Set out each line from the following listing that includes the word "October".
++++++
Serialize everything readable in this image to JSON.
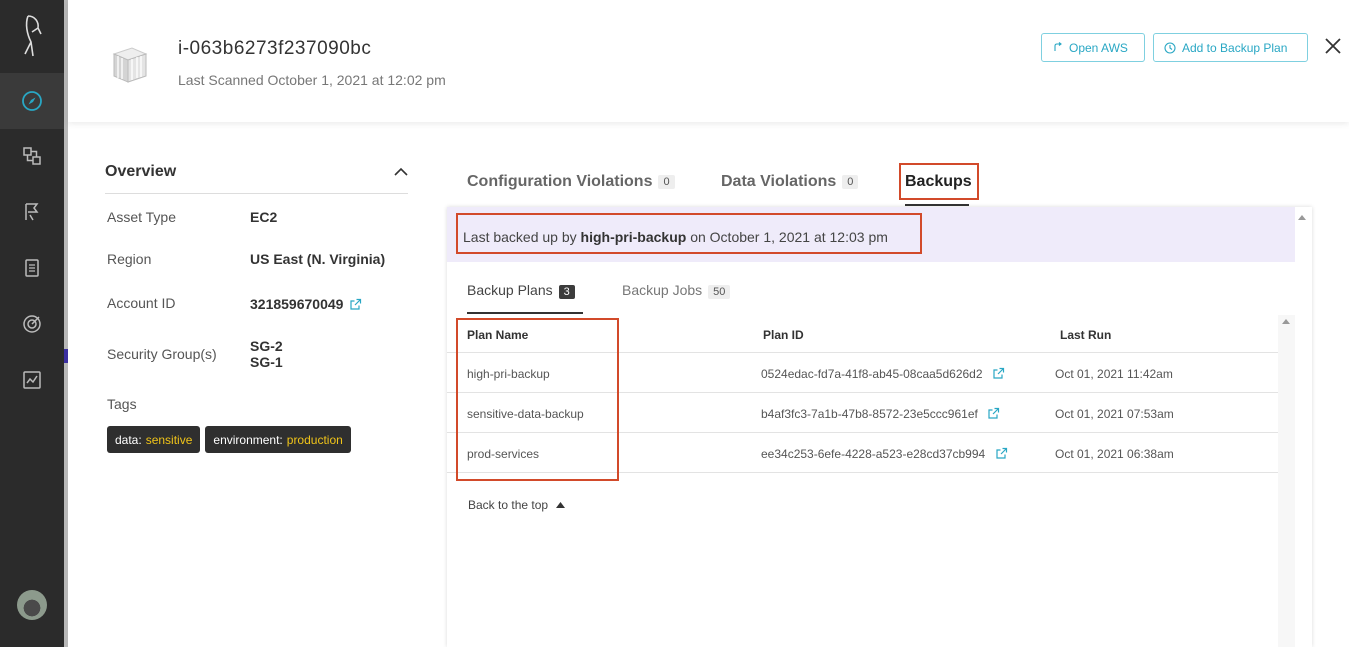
{
  "nav": {
    "items": [
      {
        "icon": "compass-icon",
        "active": true
      },
      {
        "icon": "network-icon",
        "active": false
      },
      {
        "icon": "flag-icon",
        "active": false
      },
      {
        "icon": "document-icon",
        "active": false
      },
      {
        "icon": "target-icon",
        "active": false
      },
      {
        "icon": "chart-icon",
        "active": false
      }
    ]
  },
  "header": {
    "title": "i-063b6273f237090bc",
    "subtitle": "Last Scanned October 1, 2021 at 12:02 pm",
    "open_aws": "Open AWS",
    "add_backup_plan": "Add to Backup Plan"
  },
  "overview": {
    "title": "Overview",
    "fields": [
      {
        "label": "Asset Type",
        "value": "EC2"
      },
      {
        "label": "Region",
        "value": "US East (N. Virginia)"
      },
      {
        "label": "Account ID",
        "value": "321859670049"
      },
      {
        "label": "Security Group(s)",
        "value1": "SG-2",
        "value2": "SG-1"
      }
    ],
    "tags_label": "Tags",
    "tags": [
      {
        "key": "data:",
        "value": "sensitive"
      },
      {
        "key": "environment:",
        "value": "production"
      }
    ]
  },
  "tabs": [
    {
      "label": "Configuration Violations",
      "count": "0"
    },
    {
      "label": "Data Violations",
      "count": "0"
    },
    {
      "label": "Backups"
    }
  ],
  "banner": {
    "prefix": "Last backed up by",
    "plan": "high-pri-backup",
    "suffix": "on October 1, 2021 at 12:03 pm"
  },
  "subtabs": [
    {
      "label": "Backup Plans",
      "count": "3"
    },
    {
      "label": "Backup Jobs",
      "count": "50"
    }
  ],
  "table": {
    "headers": [
      "Plan Name",
      "Plan ID",
      "Last Run"
    ],
    "rows": [
      {
        "name": "high-pri-backup",
        "id": "0524edac-fd7a-41f8-ab45-08caa5d626d2",
        "last_run": "Oct 01, 2021 11:42am"
      },
      {
        "name": "sensitive-data-backup",
        "id": "b4af3fc3-7a1b-47b8-8572-23e5ccc961ef",
        "last_run": "Oct 01, 2021 07:53am"
      },
      {
        "name": "prod-services",
        "id": "ee34c253-6efe-4228-a523-e28cd37cb994",
        "last_run": "Oct 01, 2021 06:38am"
      }
    ]
  },
  "back_to_top": "Back to the top",
  "colors": {
    "accent": "#29a7c4",
    "highlight": "#d24a2a",
    "tag_value": "#f0c419",
    "banner": "#efebfa"
  }
}
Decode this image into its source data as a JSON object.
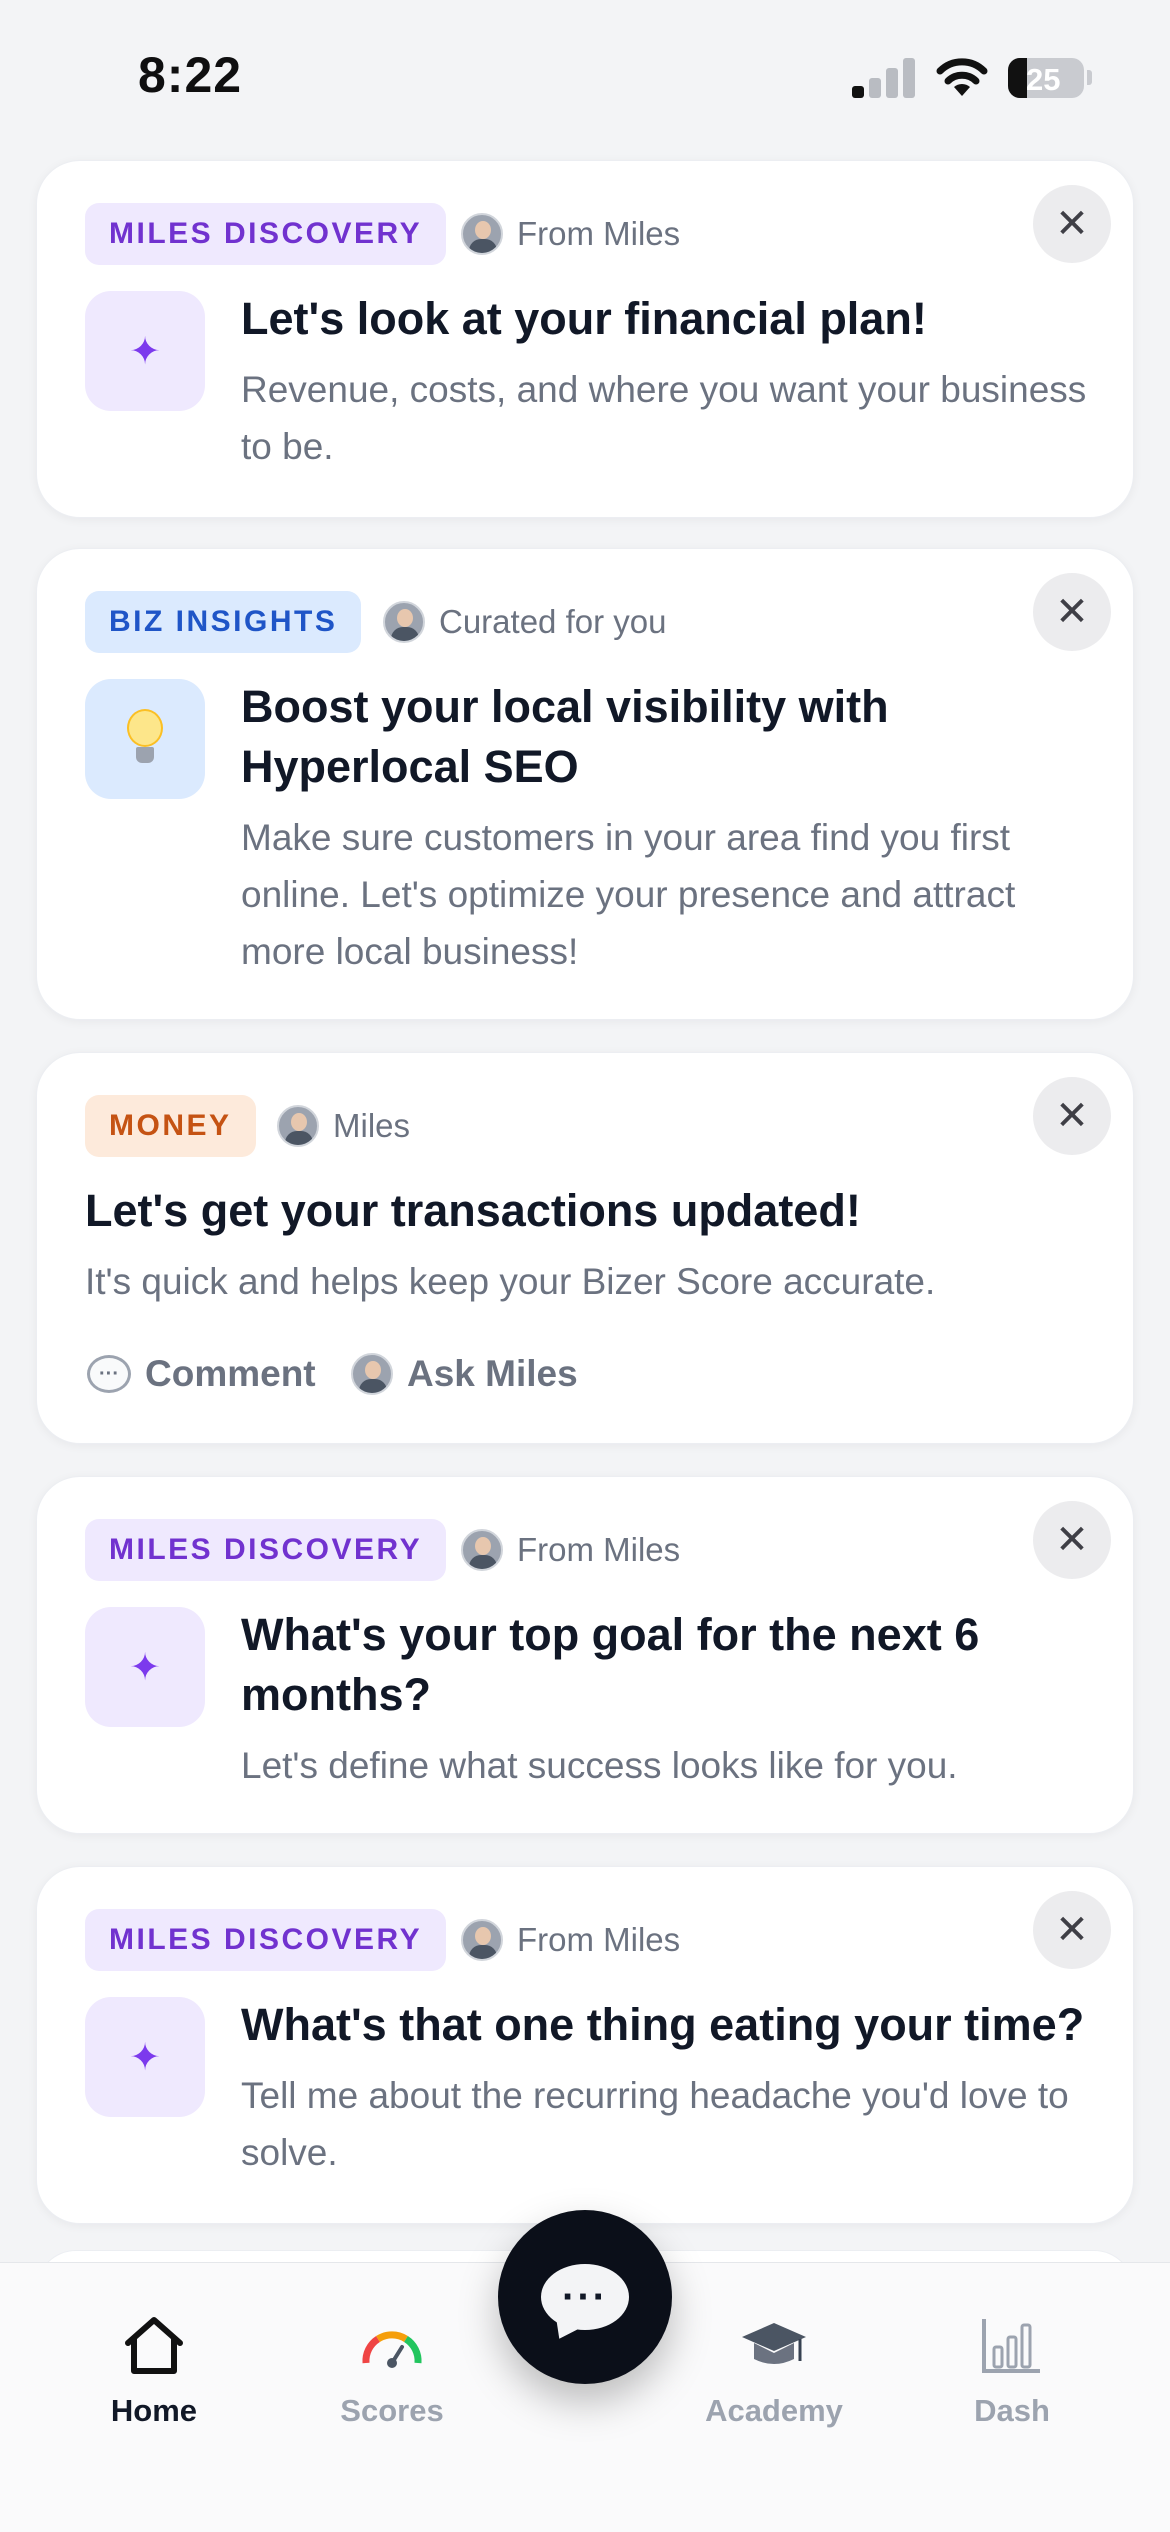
{
  "status_bar": {
    "time": "8:22",
    "battery": "25"
  },
  "cards": [
    {
      "tag": "MILES DISCOVERY",
      "source": "From Miles",
      "title": "Let's look at your financial plan!",
      "description": "Revenue, costs, and where you want your business to be.",
      "icon": "sparkle-icon"
    },
    {
      "tag": "BIZ INSIGHTS",
      "source": "Curated for you",
      "title": "Boost your local visibility with Hyperlocal SEO",
      "description": "Make sure customers in your area find you first online. Let's optimize your presence and attract more local business!",
      "icon": "lightbulb-icon"
    },
    {
      "tag": "MONEY",
      "source": "Miles",
      "title": "Let's get your transactions updated!",
      "description": "It's quick and helps keep your Bizer Score accurate.",
      "actions": {
        "comment": "Comment",
        "ask": "Ask Miles"
      }
    },
    {
      "tag": "MILES DISCOVERY",
      "source": "From Miles",
      "title": "What's your top goal for the next 6 months?",
      "description": "Let's define what success looks like for you.",
      "icon": "sparkle-icon"
    },
    {
      "tag": "MILES DISCOVERY",
      "source": "From Miles",
      "title": "What's that one thing eating your time?",
      "description": "Tell me about the recurring headache you'd love to solve.",
      "icon": "sparkle-icon"
    }
  ],
  "close_glyph": "✕",
  "sparkle_glyph": "✦",
  "tab_bar": {
    "tabs": [
      {
        "label": "Home",
        "icon": "home-icon",
        "active": true
      },
      {
        "label": "Scores",
        "icon": "gauge-icon",
        "active": false
      },
      {
        "label": "Academy",
        "icon": "graduation-cap-icon",
        "active": false
      },
      {
        "label": "Dash",
        "icon": "bar-chart-icon",
        "active": false
      }
    ],
    "fab_icon": "chat-bubble-icon",
    "fab_glyph": "···"
  },
  "colors": {
    "purple_tag": "#7132cf",
    "blue_tag": "#1f55c7",
    "orange_tag": "#c55313",
    "fab": "#0b0f19"
  }
}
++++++
**ANSWER TO THIS PROBLEM**
    "subtitle": "Last Scanned October 1, 2021 at 12:02 pm",
    "suffix": "on October 1, 2021 at 12:03 pm"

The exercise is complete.